In November 1877 he married Jessie Nimmo Armour – their son, Rupert Andrew, was born the following year and a daughter, Agnes Maude, in 1880.[5] Watson moved to London with his family in the summer of 1882 for work reasons.[5] Jessie died in the autumn of 1882 and their two children returned to Glasgow to live with their grandparents.[5]

Watson himself later returned to Glasgow and married for a second time, to Eliza Kate Tyler, in February 1887.[5] Later that year he moved to Liverpool, where he worked on ships and sat exams to qualify as an engineer.[5] Watson and Eliza had two children, named Henry and Phyllis.[5] It was thought that Watson emigrated to Australia and had died in Sydney, but in fact he retired to London and died of pneumonia at 88 Forest Road, Kew, on 8 March 1921.[5] He is buried in Richmond Cemetery.[10]

In 1926 the sportswriter "Tityrus" (the pseudonym of J.A.H. Catton, editor of the Athletic News) named Andrew Watson as left back in his all-time Scotland team – a remarkable endorsement of the talent of a footballer who had played at such an early date, from a man who had watched almost every England-Scotland international over the preceding 50 years.[11]

References[edit]

  1. ^ a b The Scottish Football League did not commence until the 1890–91 season.
  2. ^ a b c "First Black footballer, Andrew Watson, inspired British soccer in 1870s". Black History Month. 
  3. ^ a b "Andrew Watson". 100 Great Black Britons. 
  4. ^ a b c "Andrew Watson". Football Unites, Racism Divides. 
  5. ^ a b c d e f g h i j k l Mitchell, Andy (20 March 2013). "First black footballer: Watson story takes twist". The Scotsman (Johnston Publishing). Retrieved 20 March 2013. 
  6. ^ Cavallini, Rob (2007). Play Up Corinth: A History of the Corinthian Football Club.
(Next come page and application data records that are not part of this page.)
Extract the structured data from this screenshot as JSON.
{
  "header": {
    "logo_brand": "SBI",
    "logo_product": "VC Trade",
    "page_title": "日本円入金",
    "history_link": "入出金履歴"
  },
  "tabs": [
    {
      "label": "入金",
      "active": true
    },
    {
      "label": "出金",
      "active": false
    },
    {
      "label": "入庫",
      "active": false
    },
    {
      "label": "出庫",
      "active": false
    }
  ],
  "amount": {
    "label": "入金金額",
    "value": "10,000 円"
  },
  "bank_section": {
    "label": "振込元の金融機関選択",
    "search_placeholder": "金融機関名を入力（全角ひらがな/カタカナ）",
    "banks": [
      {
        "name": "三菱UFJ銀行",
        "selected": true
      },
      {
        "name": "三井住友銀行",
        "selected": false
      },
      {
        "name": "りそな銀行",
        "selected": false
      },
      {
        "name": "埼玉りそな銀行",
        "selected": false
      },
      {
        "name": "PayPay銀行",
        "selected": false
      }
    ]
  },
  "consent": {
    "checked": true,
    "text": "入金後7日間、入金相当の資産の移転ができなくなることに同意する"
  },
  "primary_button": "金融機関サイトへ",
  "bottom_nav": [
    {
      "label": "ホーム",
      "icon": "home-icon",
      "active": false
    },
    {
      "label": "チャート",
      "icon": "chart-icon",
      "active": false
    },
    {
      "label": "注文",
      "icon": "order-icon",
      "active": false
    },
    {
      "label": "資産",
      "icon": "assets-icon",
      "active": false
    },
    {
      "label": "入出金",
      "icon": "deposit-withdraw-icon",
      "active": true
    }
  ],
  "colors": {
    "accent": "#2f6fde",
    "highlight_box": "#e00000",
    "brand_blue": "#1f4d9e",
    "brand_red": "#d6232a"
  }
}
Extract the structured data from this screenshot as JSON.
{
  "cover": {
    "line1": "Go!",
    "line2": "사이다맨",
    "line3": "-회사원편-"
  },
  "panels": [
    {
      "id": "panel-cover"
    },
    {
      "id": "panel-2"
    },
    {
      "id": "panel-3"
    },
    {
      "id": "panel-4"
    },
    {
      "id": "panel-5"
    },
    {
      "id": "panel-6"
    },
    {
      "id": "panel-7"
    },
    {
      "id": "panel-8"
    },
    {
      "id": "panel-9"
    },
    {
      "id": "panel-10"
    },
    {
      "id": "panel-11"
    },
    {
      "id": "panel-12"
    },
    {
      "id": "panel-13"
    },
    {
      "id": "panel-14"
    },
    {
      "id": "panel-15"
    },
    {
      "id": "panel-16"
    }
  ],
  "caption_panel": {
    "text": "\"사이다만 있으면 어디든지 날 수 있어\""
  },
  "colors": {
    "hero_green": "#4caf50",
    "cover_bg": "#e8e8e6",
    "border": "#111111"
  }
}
Tempus Publishing. pp. 13–14,230,278. ISBN 0-7524-4479-4. 
  7. ^ a b Brown, Paul. The Unofficial Football World Championships. North Shields: Tonto Press. p. 123. ISBN 978-0-9552183-1-6. 
  8. ^ The Times, 14 March 1881, p.6, col C.
  9. ^ "Andrew Watson – Scotland". LondonHearts.com. 
  10. ^ "Andrew Watson: a gravestone that deserves more". 
  11. ^ Catton, J.A.H. ("Tityrus") (2006 reprint of 1926 original). The Story of Association Football. Cleethorpes: Soccer Books. ISBN 1-86223-119-2.

External links[edit]